Meeks   |    11.2       |   8.48      | 8.48
Berry   |    5.20       |   15.4      | 5.20
Pinson  |    3.92       |   9.33      | 3.92
Britt   |    7.60       |   7.50      | 7.50
James   |    4.99       |   3.61      | 3.61
Maye    |    0.00       |   2.22      | 0.00
Williams|    0.00       |   1.52      | 0.00
White   |    0.30       |   0.40      | 0.30
Coleman |    0.24       |   0.21      | 0.21
Coker   |    0.00       |   0.20      | 0.00
Dalton  |    0.03       |   0.20      | 0.03
Egbuna  |    0.00       |   0.24      | 0.00

The sum of the last column is 75.5. North Carolina players played around 76% of the minutes from 2014-2015 to 2015-2016 season. That was good for 12th amongst all Division-I teams in the 2015-16 season.

Continuity is a new, and fascinating, stat. It tells more of a story, and as KenPom describes teams with better continuity, tend to perform better too.

In a landscape where the best teams often feature players headed to the NBA after one year, continuity is a fun metric to follow.

For example, below is Kentucky’s continuity over the last 5 seasons:

Year    |   Continuity  | Division-I Rank |
18-19   |   21.8        |   326
17-18   |   11.2        |   348
16-17   |   30.2        |   322
15-16   |   22.0        |   335
14-15   |   49.6        |   176

Kentucky continuity is often low, but it doesn’t mean they’re not winning games.


Experience is another storytelling stat. KenPom makes the assumption that a player’s eligibility class determines their experience.

Under this assumption, the following class has these levels of experience:

Year       | Experience |
Freshmen   |   0        |
Sophomore  |   1        |
Junior     |   2        |
Senior     |   3        |

Experience uses minutes played similar to the average height calculation. Players that play in less than 10% of their team’s minutes are excluded.

In the 2018-2019 season, Hartford ranked 1st in the country with 2.90 years of experience. This squad also had the lowest amount of bench minutes, which could explain why it relied on its upperclassman more.

For a comparison, Duke ranked 350th in the country with 0.65 years of experience, as the Blue Devils played multiple freshman players.

Defensive Fingerprint

Does a team play man-to-man? Zone? Both?

The answer can be found in a team’s defensive fingerprint. KenPom uses a variety of stats to breakdown teams into 4 defensive categories:

  1. Mostly man: team plays mostly man-to-man defense
  2. Inconclusive: can’t identify a specific defensive tendency
  3. Some zone: team is in zone defense for a good amount of its defensive possessions
  4. Mostly zone: team plays most its defensive possessions in a zone defense

KenPom describes defensive fingerprint as raw. It uses assist percentage, 3-point attempt percentage, free throw attempt percentage, turnover percentage, and defensive rebounding percentage.

It weights these stats to develop a profile, and place a team in a certain fingerprint category.

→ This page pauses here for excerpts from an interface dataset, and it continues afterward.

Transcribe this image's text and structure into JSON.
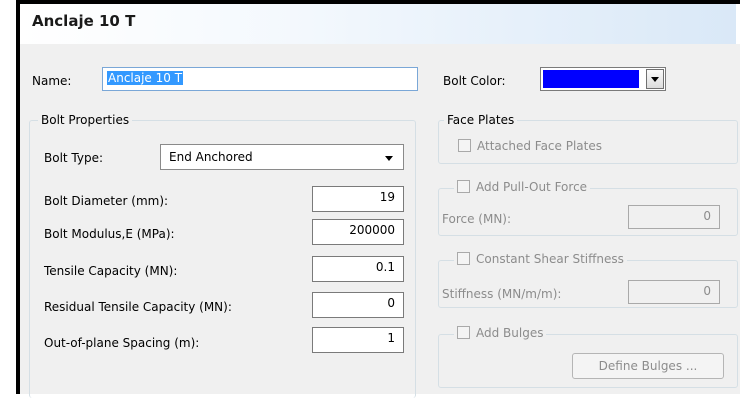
{
  "window": {
    "title": "Anclaje 10 T"
  },
  "name": {
    "label": "Name:",
    "value": "Anclaje 10 T"
  },
  "bolt_color": {
    "label": "Bolt Color:",
    "color": "#0000ff",
    "arrow_icon": "chevron-down-icon"
  },
  "bolt_properties": {
    "title": "Bolt Properties",
    "bolt_type": {
      "label": "Bolt Type:",
      "value": "End Anchored"
    },
    "fields": [
      {
        "label": "Bolt Diameter (mm):",
        "value": "19"
      },
      {
        "label": "Bolt Modulus,E (MPa):",
        "value": "200000"
      },
      {
        "label": "Tensile Capacity (MN):",
        "value": "0.1"
      },
      {
        "label": "Residual Tensile Capacity (MN):",
        "value": "0"
      },
      {
        "label": "Out-of-plane Spacing (m):",
        "value": "1"
      }
    ]
  },
  "face_plates": {
    "title": "Face Plates",
    "attached_label": "Attached Face Plates"
  },
  "pull_out": {
    "checkbox_label": "Add Pull-Out Force",
    "field_label": "Force (MN):",
    "value": "0"
  },
  "shear": {
    "checkbox_label": "Constant Shear Stiffness",
    "field_label": "Stiffness (MN/m/m):",
    "value": "0"
  },
  "bulges": {
    "checkbox_label": "Add Bulges",
    "button_label": "Define Bulges ..."
  }
}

For example, zone teams tend to have higher a defensive assist percentage and 3-point attempt percentage.

Syracuse is known for its 2-3 zone. It statistically is near the bottom of all teams in defensive assist percentage and 3-point attempt percentage.

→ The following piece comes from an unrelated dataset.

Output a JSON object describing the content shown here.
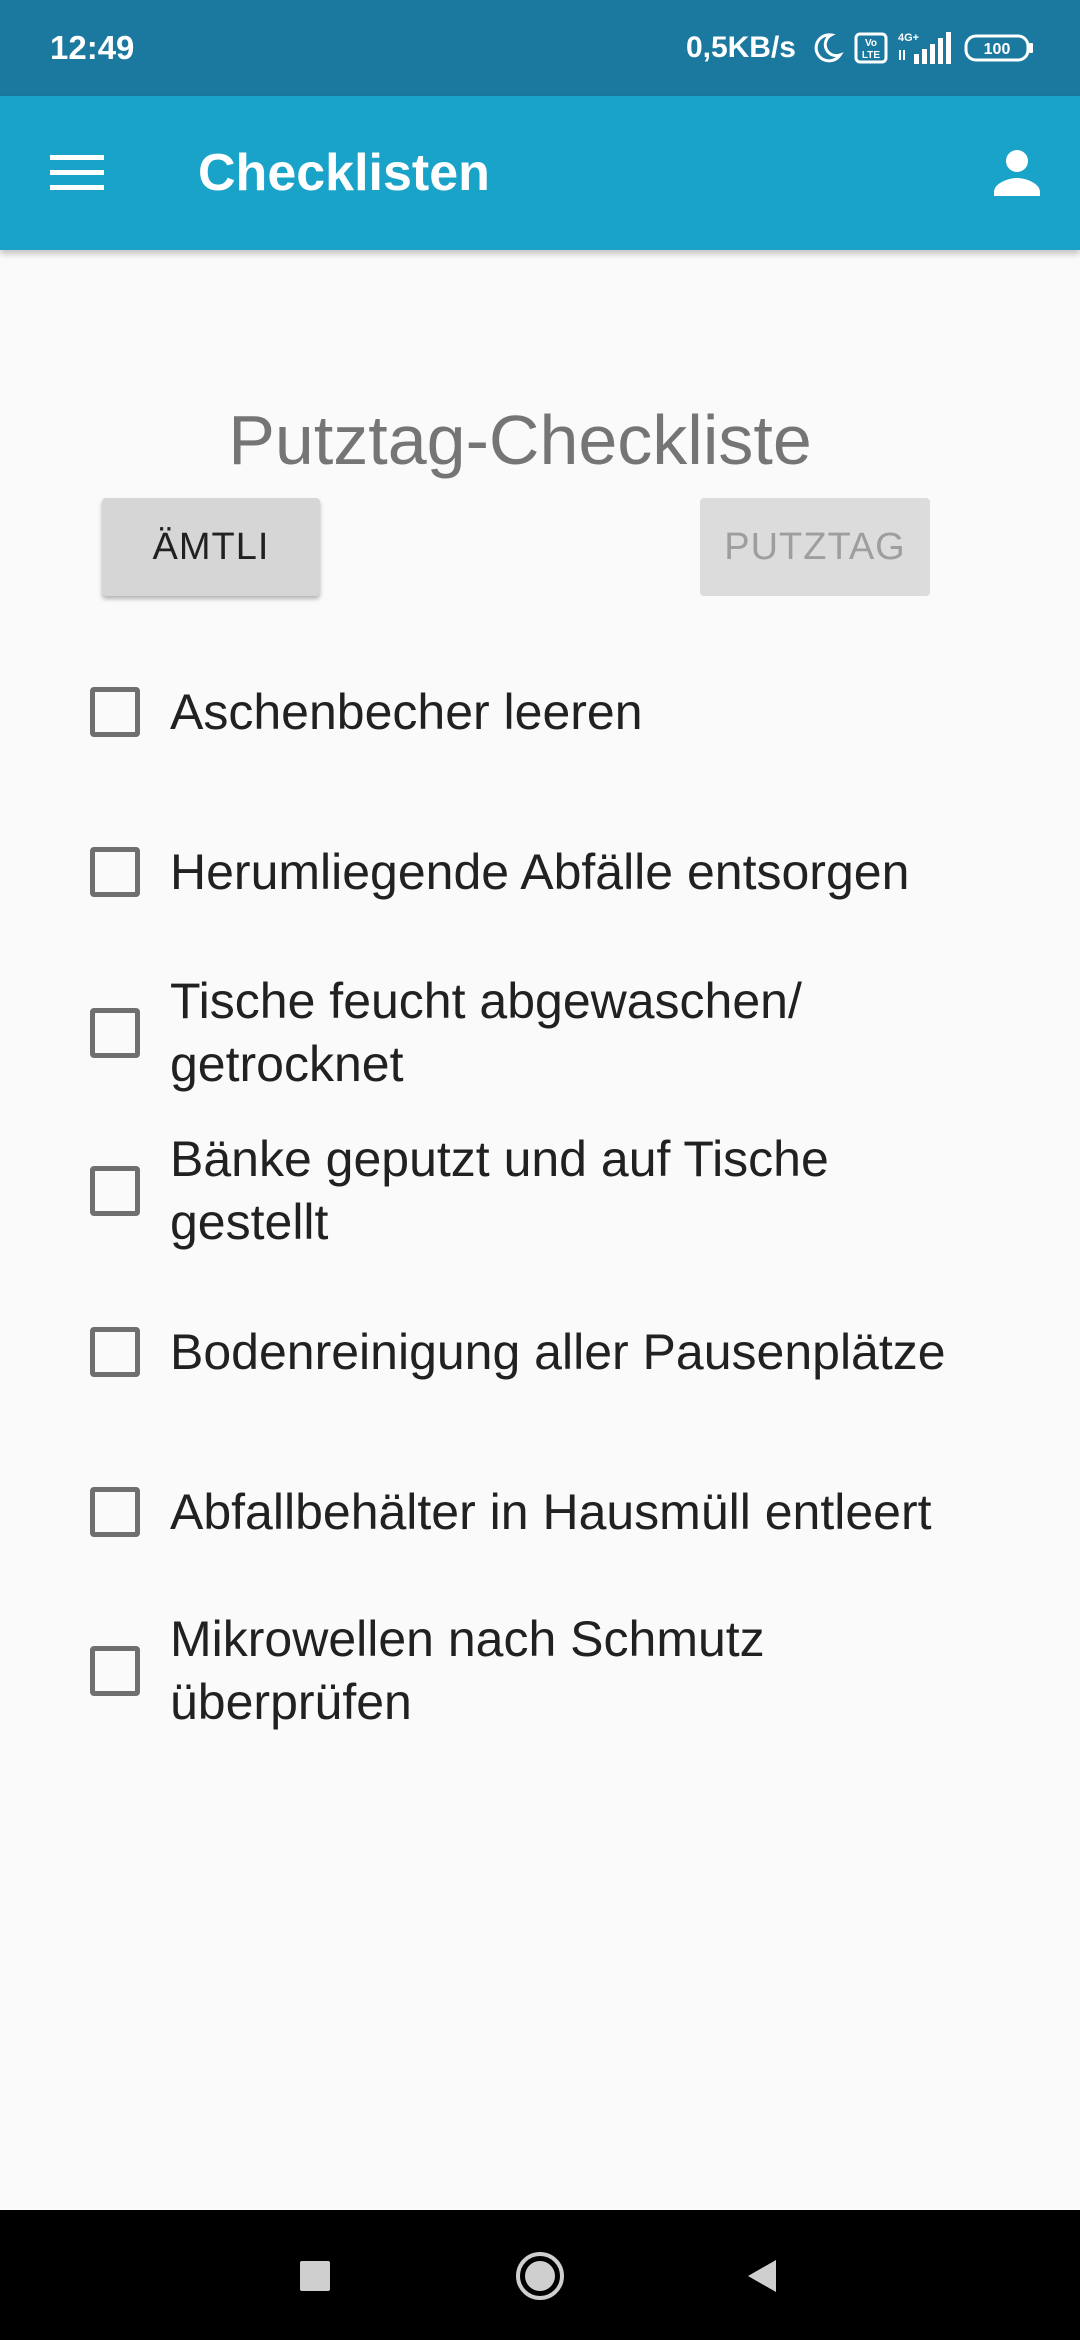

In the 2018-2019 season, Syracuse ranked 352nd in defensive A% at 67.8 and 347th in defensive 3PA% at a 48.1% clip.

2-Foul Participation

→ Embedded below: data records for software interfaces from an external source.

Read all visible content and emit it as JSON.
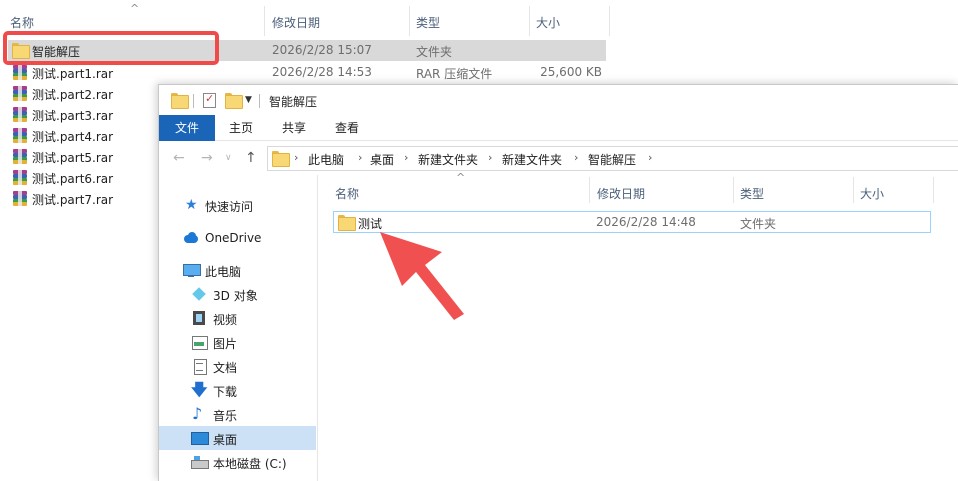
{
  "background": {
    "columns": {
      "name": "名称",
      "date": "修改日期",
      "type": "类型",
      "size": "大小"
    },
    "sort_arrow": "^",
    "rows": [
      {
        "name": "智能解压",
        "date": "2026/2/28 15:07",
        "type": "文件夹",
        "size": "",
        "icon": "folder-icon"
      },
      {
        "name": "测试.part1.rar",
        "date": "2026/2/28 14:53",
        "type": "RAR 压缩文件",
        "size": "25,600 KB",
        "icon": "rar-icon"
      },
      {
        "name": "测试.part2.rar",
        "icon": "rar-icon"
      },
      {
        "name": "测试.part3.rar",
        "icon": "rar-icon"
      },
      {
        "name": "测试.part4.rar",
        "icon": "rar-icon"
      },
      {
        "name": "测试.part5.rar",
        "icon": "rar-icon"
      },
      {
        "name": "测试.part6.rar",
        "icon": "rar-icon"
      },
      {
        "name": "测试.part7.rar",
        "icon": "rar-icon"
      }
    ],
    "highlight_color": "#ef4b4b"
  },
  "window": {
    "title": "智能解压",
    "ribbon_tabs": [
      "文件",
      "主页",
      "共享",
      "查看"
    ],
    "address": [
      "此电脑",
      "桌面",
      "新建文件夹",
      "新建文件夹",
      "智能解压"
    ],
    "nav_items": [
      {
        "label": "快速访问",
        "icon": "star-icon"
      },
      {
        "label": "OneDrive",
        "icon": "cloud-icon"
      },
      {
        "label": "此电脑",
        "icon": "computer-icon"
      },
      {
        "label": "3D 对象",
        "icon": "cube-icon"
      },
      {
        "label": "视频",
        "icon": "video-icon"
      },
      {
        "label": "图片",
        "icon": "picture-icon"
      },
      {
        "label": "文档",
        "icon": "document-icon"
      },
      {
        "label": "下载",
        "icon": "download-icon"
      },
      {
        "label": "音乐",
        "icon": "music-icon"
      },
      {
        "label": "桌面",
        "icon": "desktop-icon",
        "selected": true
      },
      {
        "label": "本地磁盘 (C:)",
        "icon": "drive-icon"
      }
    ],
    "columns": {
      "name": "名称",
      "date": "修改日期",
      "type": "类型",
      "size": "大小"
    },
    "items": [
      {
        "name": "测试",
        "date": "2026/2/28 14:48",
        "type": "文件夹"
      }
    ],
    "accent": "#1a65b7",
    "arrow_color": "#f05050"
  }
}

When a player picks up his second foul in the first half, does he head to the bench?

2-foul participation attempt to answer this question and reveal more of a coaching philosophy around fouls. The measurement is the percentage of time that a starter with 2 fouls in the first half has been allowed to play as detailed in this blog post.

For example, starters for Virginia played 3.8% of minutes with 2 fouls in the first half in the 2017-18 season. Virginia, and coach Tony Bennett, ranked 331st in the country in this metric.

Remember when Virginia lost to 16-seed UMBC in the NCAA Tournament? Both Isaiah Wilkins and Devon Hall picked up 2 fouls in the first half, and both exited the game for the remainder of the first half after doing so.

KenPom also includes a few other measurements:

  • total amount of time starters have 2 fouls
  • total time starters with 2 fouls are on the floor
  • adjusted 2-foul participation: accounts for backcourt players being allowed to play more
  • percentage of bench minutes